One must keep options open when it comes to sources of funds for business. It may be the easiest way to get funds to borrow from friends and relatives. You may or may not pay interest. You may reply at your convenience. You certainly do not have to offer any security. The risk is that if you are not able to repay you stand to lose in your relationship.
Loans against hypothecation of stocks, against orders and against invoices

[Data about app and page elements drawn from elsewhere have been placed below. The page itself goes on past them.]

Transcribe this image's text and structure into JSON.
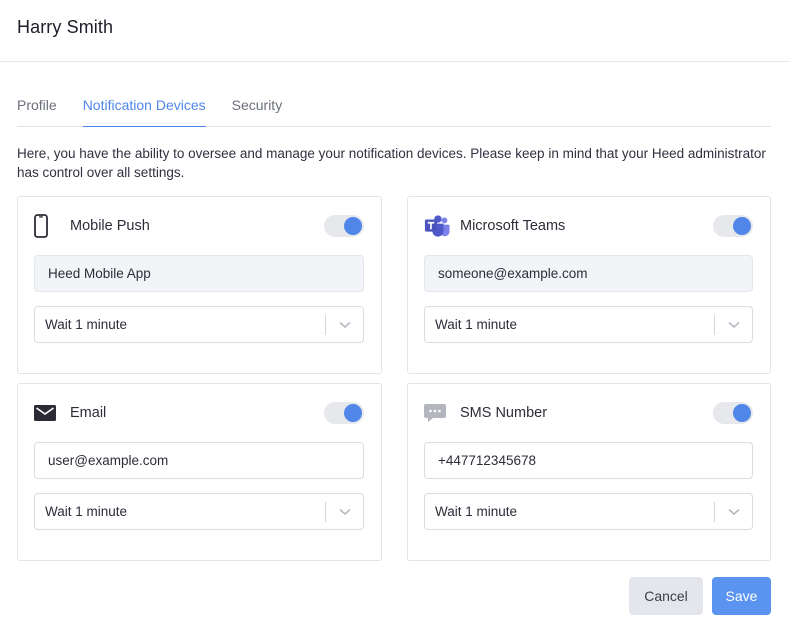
{
  "header": {
    "title": "Harry Smith"
  },
  "tabs": [
    {
      "label": "Profile"
    },
    {
      "label": "Notification Devices"
    },
    {
      "label": "Security"
    }
  ],
  "description": "Here, you have the ability to oversee and manage your notification devices. Please keep in mind that your Heed administrator has control over all settings.",
  "devices": {
    "mobile_push": {
      "title": "Mobile Push",
      "icon": "mobile-phone-icon",
      "enabled": true,
      "value": "Heed Mobile App",
      "delay": "Wait 1 minute"
    },
    "teams": {
      "title": "Microsoft Teams",
      "icon": "microsoft-teams-icon",
      "enabled": true,
      "value": "someone@example.com",
      "delay": "Wait 1 minute"
    },
    "email": {
      "title": "Email",
      "icon": "envelope-icon",
      "enabled": true,
      "value": "user@example.com",
      "delay": "Wait 1 minute"
    },
    "sms": {
      "title": "SMS Number",
      "icon": "chat-bubble-icon",
      "enabled": true,
      "value": "+447712345678",
      "delay": "Wait 1 minute"
    }
  },
  "actions": {
    "cancel_label": "Cancel",
    "save_label": "Save"
  },
  "colors": {
    "accent": "#4f86e8",
    "save_button": "#5b93f0",
    "teams_brand": "#5059c9"
  }
}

No businessman should overlook these three vital sources of financing for small businesses. Loan against hypothecation of stocks is a nice way to have access to funds even after investing in stocks that may take some time to process into finished goods. Obtaining loans against orders is another way to remain liquid. One gets an advance of up to 70% of the order value and is free of cash constraints. Similarly, the gap between raising an invoice and receipt of funds can be anywhere from a week to a month or even 3 months. One can get finance against bills in the short term, of up to 70% of the invoice value and the lender “buys” the invoice, remitting the remnant part after taking his cut when the buyer makes payment.
The above three methods may not be suitable. There are times when a merchant is stuck and the only way to get funds in hand quickly to meet immediate requirements is to go the merchant cash advance route. Any merchant in operation for two or three years with a credit card sale of $10,000 can access funds up to $200,000 simply by furnishing proof of identity, proof of ownership of business, proof of residence and bank statement. No collateral is asked for and repayment is tied to card sales as a percentage. The downside is that the factor rate or APR is high but then when one gets MCA from a suitable lender the terms are reasonable.
A wise businessman will explore and keep all options open, taking the best one when required and forge ahead.
Source by Jordan James